Items from a data source:
****************************************

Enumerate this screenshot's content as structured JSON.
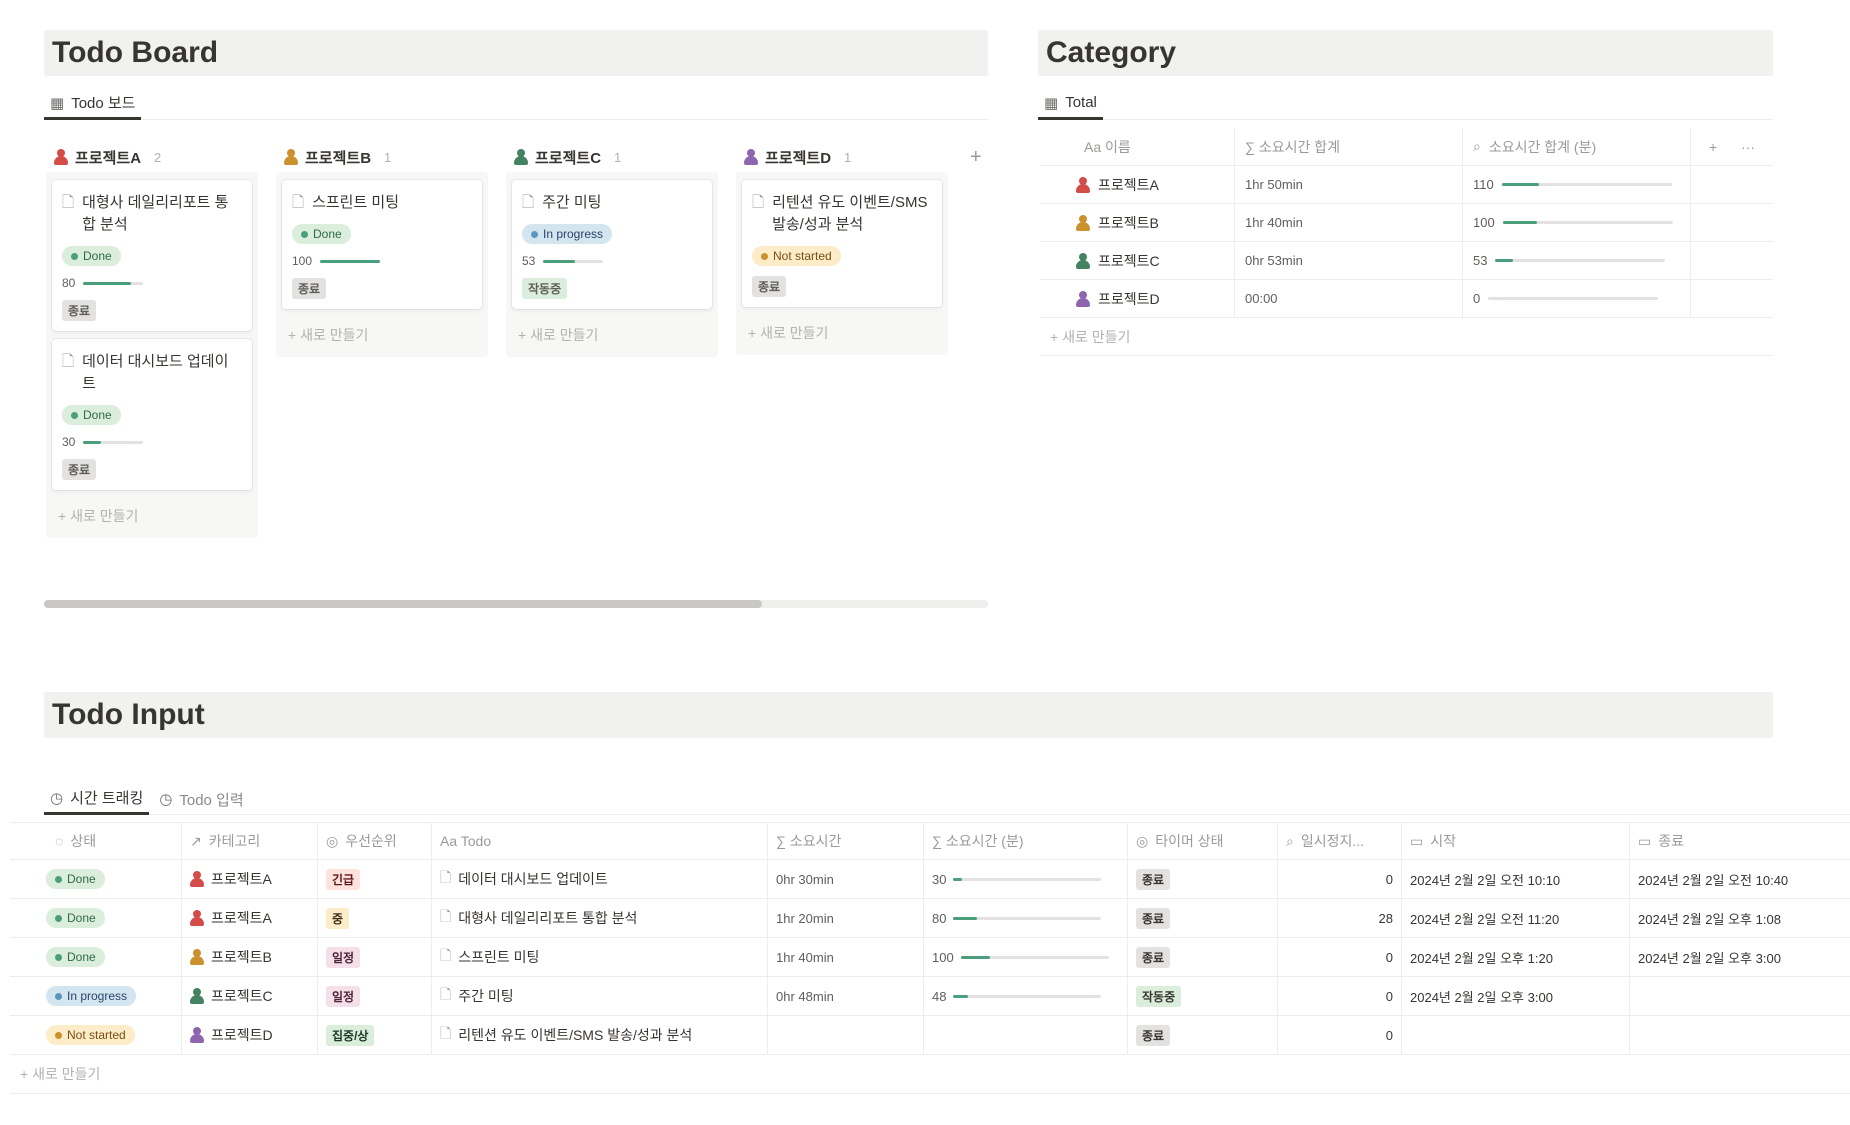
{
  "colors": {
    "project_a": "#d44c47",
    "project_b": "#cb912f",
    "project_c": "#448361",
    "project_d": "#9065b0",
    "progress_fill": "#4a9e7b"
  },
  "todo_board": {
    "title": "Todo Board",
    "tab": "Todo 보드",
    "columns": [
      {
        "name": "프로젝트A",
        "count": "2",
        "color": "#d44c47",
        "cards": [
          {
            "title": "대형사 데일리리포트 통합 분석",
            "status": "Done",
            "status_bg": "#dbeddb",
            "status_fg": "#2e6b48",
            "status_dot": "#4a9e7b",
            "progress_label": "80",
            "progress": 0.8,
            "pill": "종료",
            "pill_bg": "#e3e2e0"
          },
          {
            "title": "데이터 대시보드 업데이트",
            "status": "Done",
            "status_bg": "#dbeddb",
            "status_fg": "#2e6b48",
            "status_dot": "#4a9e7b",
            "progress_label": "30",
            "progress": 0.3,
            "pill": "종료",
            "pill_bg": "#e3e2e0"
          }
        ],
        "new": "+ 새로 만들기"
      },
      {
        "name": "프로젝트B",
        "count": "1",
        "color": "#cb912f",
        "cards": [
          {
            "title": "스프린트 미팅",
            "status": "Done",
            "status_bg": "#dbeddb",
            "status_fg": "#2e6b48",
            "status_dot": "#4a9e7b",
            "progress_label": "100",
            "progress": 1.0,
            "pill": "종료",
            "pill_bg": "#e3e2e0"
          }
        ],
        "new": "+ 새로 만들기"
      },
      {
        "name": "프로젝트C",
        "count": "1",
        "color": "#448361",
        "cards": [
          {
            "title": "주간 미팅",
            "status": "In progress",
            "status_bg": "#d3e5ef",
            "status_fg": "#28456c",
            "status_dot": "#5b97bd",
            "progress_label": "53",
            "progress": 0.53,
            "pill": "작동중",
            "pill_bg": "#dbeddb"
          }
        ],
        "new": "+ 새로 만들기"
      },
      {
        "name": "프로젝트D",
        "count": "1",
        "color": "#9065b0",
        "cards": [
          {
            "title": "리텐션 유도 이벤트/SMS 발송/성과 분석",
            "status": "Not started",
            "status_bg": "#fdecc8",
            "status_fg": "#7a4e12",
            "status_dot": "#cb912f",
            "progress_label": "",
            "progress": null,
            "pill": "종료",
            "pill_bg": "#e3e2e0"
          }
        ],
        "new": "+ 새로 만들기"
      }
    ],
    "add_column": "+"
  },
  "category": {
    "title": "Category",
    "tab": "Total",
    "headers": [
      "Aa 이름",
      "∑ 소요시간 합계",
      "소요시간 합계 (분)",
      "+",
      "···"
    ],
    "rows": [
      {
        "name": "프로젝트A",
        "color": "#d44c47",
        "total": "1hr 50min",
        "minutes": "110",
        "fill": 0.22
      },
      {
        "name": "프로젝트B",
        "color": "#cb912f",
        "total": "1hr 40min",
        "minutes": "100",
        "fill": 0.2
      },
      {
        "name": "프로젝트C",
        "color": "#448361",
        "total": "0hr 53min",
        "minutes": "53",
        "fill": 0.106
      },
      {
        "name": "프로젝트D",
        "color": "#9065b0",
        "total": "00:00",
        "minutes": "0",
        "fill": 0
      }
    ],
    "new": "+ 새로 만들기"
  },
  "todo_input": {
    "title": "Todo Input",
    "tabs": [
      "시간 트래킹",
      "Todo 입력"
    ],
    "headers": [
      "상태",
      "카테고리",
      "우선순위",
      "Aa Todo",
      "∑ 소요시간",
      "∑ 소요시간 (분)",
      "타이머 상태",
      "일시정지...",
      "시작",
      "종료"
    ],
    "rows": [
      {
        "status": "Done",
        "status_bg": "#dbeddb",
        "status_fg": "#2e6b48",
        "status_dot": "#4a9e7b",
        "category": "프로젝트A",
        "cat_color": "#d44c47",
        "priority": "긴급",
        "priority_bg": "#ffe2dd",
        "priority_fg": "#5d1715",
        "todo": "데이터 대시보드 업데이트",
        "time": "0hr 30min",
        "minutes": "30",
        "fill": 0.06,
        "timer": "종료",
        "timer_bg": "#e3e2e0",
        "pause": "0",
        "start": "2024년 2월 2일 오전 10:10",
        "end": "2024년 2월 2일 오전 10:40"
      },
      {
        "status": "Done",
        "status_bg": "#dbeddb",
        "status_fg": "#2e6b48",
        "status_dot": "#4a9e7b",
        "category": "프로젝트A",
        "cat_color": "#d44c47",
        "priority": "중",
        "priority_bg": "#fdecc8",
        "priority_fg": "#402c1b",
        "todo": "대형사 데일리리포트 통합 분석",
        "time": "1hr 20min",
        "minutes": "80",
        "fill": 0.16,
        "timer": "종료",
        "timer_bg": "#e3e2e0",
        "pause": "28",
        "start": "2024년 2월 2일 오전 11:20",
        "end": "2024년 2월 2일 오후 1:08"
      },
      {
        "status": "Done",
        "status_bg": "#dbeddb",
        "status_fg": "#2e6b48",
        "status_dot": "#4a9e7b",
        "category": "프로젝트B",
        "cat_color": "#cb912f",
        "priority": "일정",
        "priority_bg": "#f5e0e9",
        "priority_fg": "#4c2337",
        "todo": "스프린트 미팅",
        "time": "1hr 40min",
        "minutes": "100",
        "fill": 0.2,
        "timer": "종료",
        "timer_bg": "#e3e2e0",
        "pause": "0",
        "start": "2024년 2월 2일 오후 1:20",
        "end": "2024년 2월 2일 오후 3:00"
      },
      {
        "status": "In progress",
        "status_bg": "#d3e5ef",
        "status_fg": "#28456c",
        "status_dot": "#5b97bd",
        "category": "프로젝트C",
        "cat_color": "#448361",
        "priority": "일정",
        "priority_bg": "#f5e0e9",
        "priority_fg": "#4c2337",
        "todo": "주간 미팅",
        "time": "0hr 48min",
        "minutes": "48",
        "fill": 0.096,
        "timer": "작동중",
        "timer_bg": "#dbeddb",
        "pause": "0",
        "start": "2024년 2월 2일 오후 3:00",
        "end": ""
      },
      {
        "status": "Not started",
        "status_bg": "#fdecc8",
        "status_fg": "#7a4e12",
        "status_dot": "#cb912f",
        "category": "프로젝트D",
        "cat_color": "#9065b0",
        "priority": "집중/상",
        "priority_bg": "#dbeddb",
        "priority_fg": "#1c3829",
        "todo": "리텐션 유도 이벤트/SMS 발송/성과 분석",
        "time": "",
        "minutes": "",
        "fill": null,
        "timer": "종료",
        "timer_bg": "#e3e2e0",
        "pause": "0",
        "start": "",
        "end": ""
      }
    ],
    "new": "+ 새로 만들기"
  }
}
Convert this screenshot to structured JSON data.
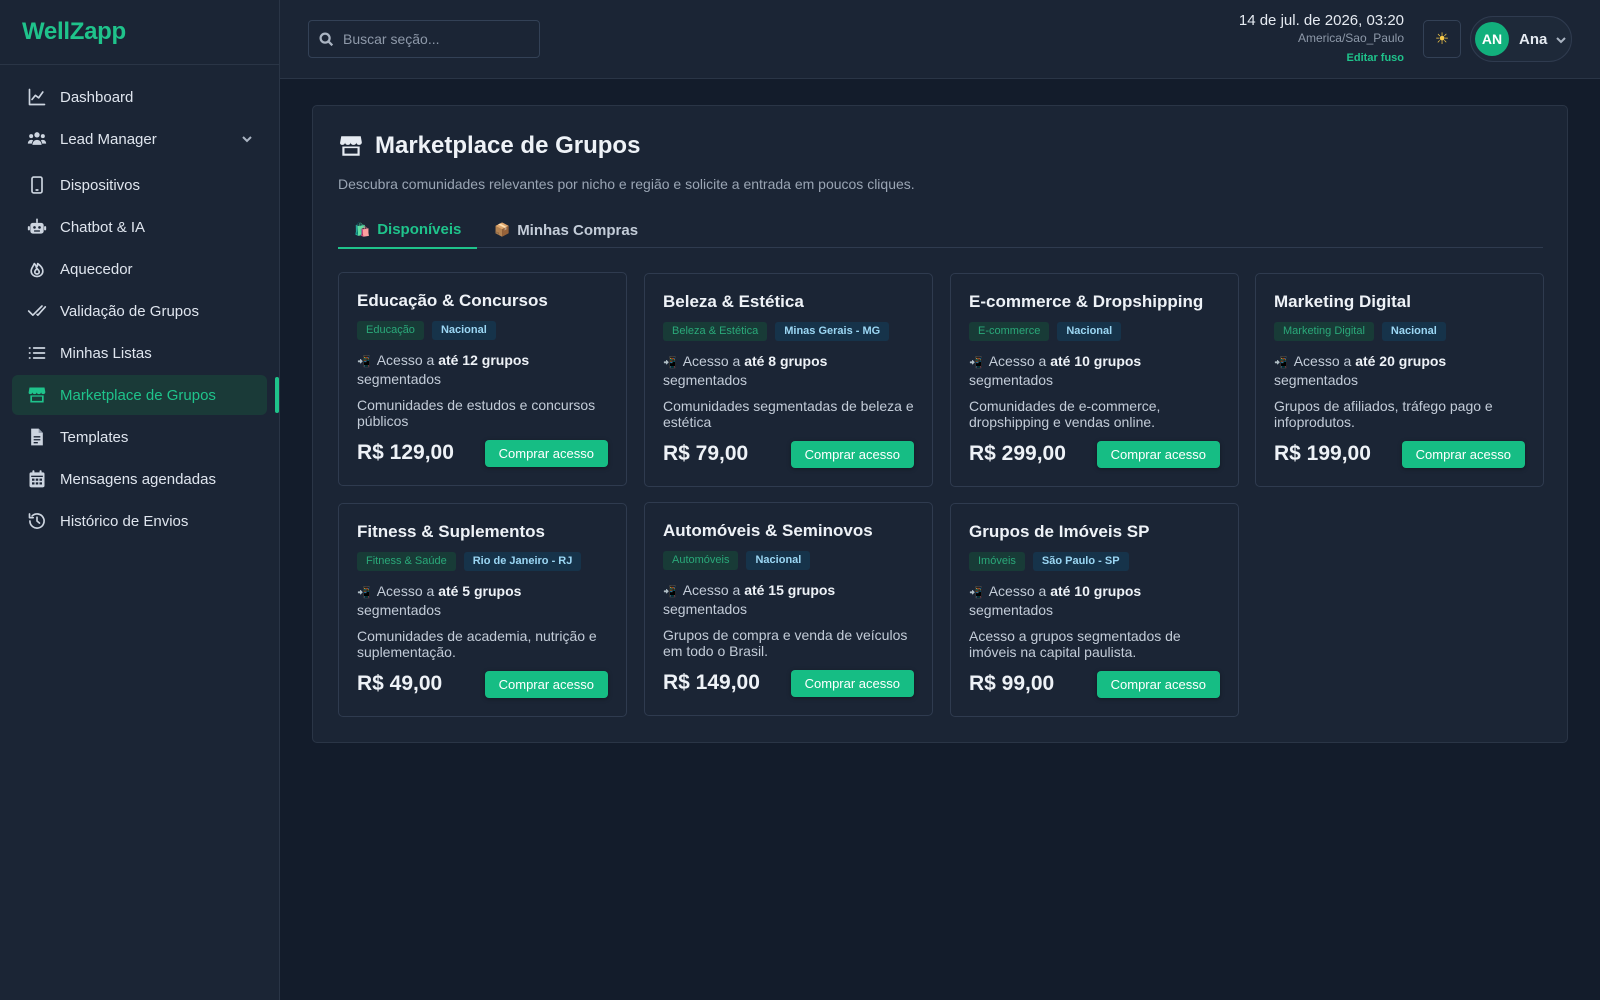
{
  "app": {
    "logo": "WellZapp"
  },
  "sidebar": {
    "items": [
      {
        "label": "Dashboard"
      },
      {
        "label": "Lead Manager"
      },
      {
        "label": "Dispositivos"
      },
      {
        "label": "Chatbot & IA"
      },
      {
        "label": "Aquecedor"
      },
      {
        "label": "Validação de Grupos"
      },
      {
        "label": "Minhas Listas"
      },
      {
        "label": "Marketplace de Grupos"
      },
      {
        "label": "Templates"
      },
      {
        "label": "Mensagens agendadas"
      },
      {
        "label": "Histórico de Envios"
      }
    ]
  },
  "header": {
    "search_placeholder": "Buscar seção...",
    "datetime": "14 de jul. de 2026, 03:20",
    "timezone": "America/Sao_Paulo",
    "edit_timezone": "Editar fuso",
    "theme_icon": "☀",
    "user": {
      "initials": "AN",
      "name": "Ana"
    }
  },
  "page": {
    "title": "Marketplace de Grupos",
    "subtitle": "Descubra comunidades relevantes por nicho e região e solicite a entrada em poucos cliques.",
    "tabs": [
      {
        "icon": "🛍️",
        "label": "Disponíveis"
      },
      {
        "icon": "📦",
        "label": "Minhas Compras"
      }
    ]
  },
  "cards": [
    {
      "title": "Educação & Concursos",
      "niche": "Educação",
      "region": "Nacional",
      "access_prefix": "Acesso a",
      "access_count": "até 12 grupos",
      "access_suffix": "segmentados",
      "description": "Comunidades de estudos e concursos públicos",
      "price": "R$ 129,00",
      "button": "Comprar acesso"
    },
    {
      "title": "Beleza & Estética",
      "niche": "Beleza & Estética",
      "region": "Minas Gerais - MG",
      "access_prefix": "Acesso a",
      "access_count": "até 8 grupos",
      "access_suffix": "segmentados",
      "description": "Comunidades segmentadas de beleza e estética",
      "price": "R$ 79,00",
      "button": "Comprar acesso"
    },
    {
      "title": "E-commerce & Dropshipping",
      "niche": "E-commerce",
      "region": "Nacional",
      "access_prefix": "Acesso a",
      "access_count": "até 10 grupos",
      "access_suffix": "segmentados",
      "description": "Comunidades de e-commerce, dropshipping e vendas online.",
      "price": "R$ 299,00",
      "button": "Comprar acesso"
    },
    {
      "title": "Marketing Digital",
      "niche": "Marketing Digital",
      "region": "Nacional",
      "access_prefix": "Acesso a",
      "access_count": "até 20 grupos",
      "access_suffix": "segmentados",
      "description": "Grupos de afiliados, tráfego pago e infoprodutos.",
      "price": "R$ 199,00",
      "button": "Comprar acesso"
    },
    {
      "title": "Fitness & Suplementos",
      "niche": "Fitness & Saúde",
      "region": "Rio de Janeiro - RJ",
      "access_prefix": "Acesso a",
      "access_count": "até 5 grupos",
      "access_suffix": "segmentados",
      "description": "Comunidades de academia, nutrição e suplementação.",
      "price": "R$ 49,00",
      "button": "Comprar acesso"
    },
    {
      "title": "Automóveis & Seminovos",
      "niche": "Automóveis",
      "region": "Nacional",
      "access_prefix": "Acesso a",
      "access_count": "até 15 grupos",
      "access_suffix": "segmentados",
      "description": "Grupos de compra e venda de veículos em todo o Brasil.",
      "price": "R$ 149,00",
      "button": "Comprar acesso"
    },
    {
      "title": "Grupos de Imóveis SP",
      "niche": "Imóveis",
      "region": "São Paulo - SP",
      "access_prefix": "Acesso a",
      "access_count": "até 10 grupos",
      "access_suffix": "segmentados",
      "description": "Acesso a grupos segmentados de imóveis na capital paulista.",
      "price": "R$ 99,00",
      "button": "Comprar acesso"
    }
  ],
  "colors": {
    "accent": "#1fc38b",
    "background": "#131c2b",
    "surface": "#1b2535"
  }
}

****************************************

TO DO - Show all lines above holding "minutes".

WRITTEN RESPONSE -
        "minutes": "110",
        "minutes": "100",
        "minutes": "53",
        "minutes": "0",
        "minutes": "30",
        "minutes": "80",
        "minutes": "100",
        "minutes": "48",
        "minutes": "",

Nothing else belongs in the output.